* Provided entries *
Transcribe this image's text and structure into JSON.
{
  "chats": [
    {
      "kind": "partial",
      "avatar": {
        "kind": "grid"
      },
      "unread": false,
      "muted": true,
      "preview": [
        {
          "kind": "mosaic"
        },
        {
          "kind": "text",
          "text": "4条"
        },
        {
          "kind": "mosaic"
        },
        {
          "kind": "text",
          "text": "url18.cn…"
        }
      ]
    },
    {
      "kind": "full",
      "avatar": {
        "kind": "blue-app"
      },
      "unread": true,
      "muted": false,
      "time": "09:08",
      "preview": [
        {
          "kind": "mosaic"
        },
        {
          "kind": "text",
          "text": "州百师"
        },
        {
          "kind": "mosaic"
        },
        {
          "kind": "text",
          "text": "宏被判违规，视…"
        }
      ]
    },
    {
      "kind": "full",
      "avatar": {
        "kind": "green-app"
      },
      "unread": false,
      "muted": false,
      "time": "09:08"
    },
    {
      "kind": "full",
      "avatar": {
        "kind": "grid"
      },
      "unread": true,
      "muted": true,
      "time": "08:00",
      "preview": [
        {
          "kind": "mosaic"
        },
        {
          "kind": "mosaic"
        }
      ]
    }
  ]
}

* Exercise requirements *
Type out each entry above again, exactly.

* Completed task *
Transcribe this image's text and structure into JSON.
{
  "chats": [
    {
      "kind": "partial",
      "avatar": {
        "kind": "grid"
      },
      "unread": false,
      "muted": true,
      "preview": [
        {
          "kind": "mosaic"
        },
        {
          "kind": "text",
          "text": "4条"
        },
        {
          "kind": "mosaic"
        },
        {
          "kind": "text",
          "text": "url18.cn…"
        }
      ]
    },
    {
      "kind": "full",
      "avatar": {
        "kind": "blue-app"
      },
      "unread": true,
      "muted": false,
      "time": "09:08",
      "preview": [
        {
          "kind": "mosaic"
        },
        {
          "kind": "text",
          "text": "州百师"
        },
        {
          "kind": "mosaic"
        },
        {
          "kind": "text",
          "text": "宏被判违规，视…"
        }
      ]
    },
    {
      "kind": "full",
      "avatar": {
        "kind": "green-app"
      },
      "unread": false,
      "muted": false,
      "time": "09:08"
    },
    {
      "kind": "full",
      "avatar": {
        "kind": "grid"
      },
      "unread": true,
      "muted": true,
      "time": "08:00",
      "preview": [
        {
          "kind": "mosaic"
        },
        {
          "kind": "mosaic"
        }
      ]
    }
  ]
}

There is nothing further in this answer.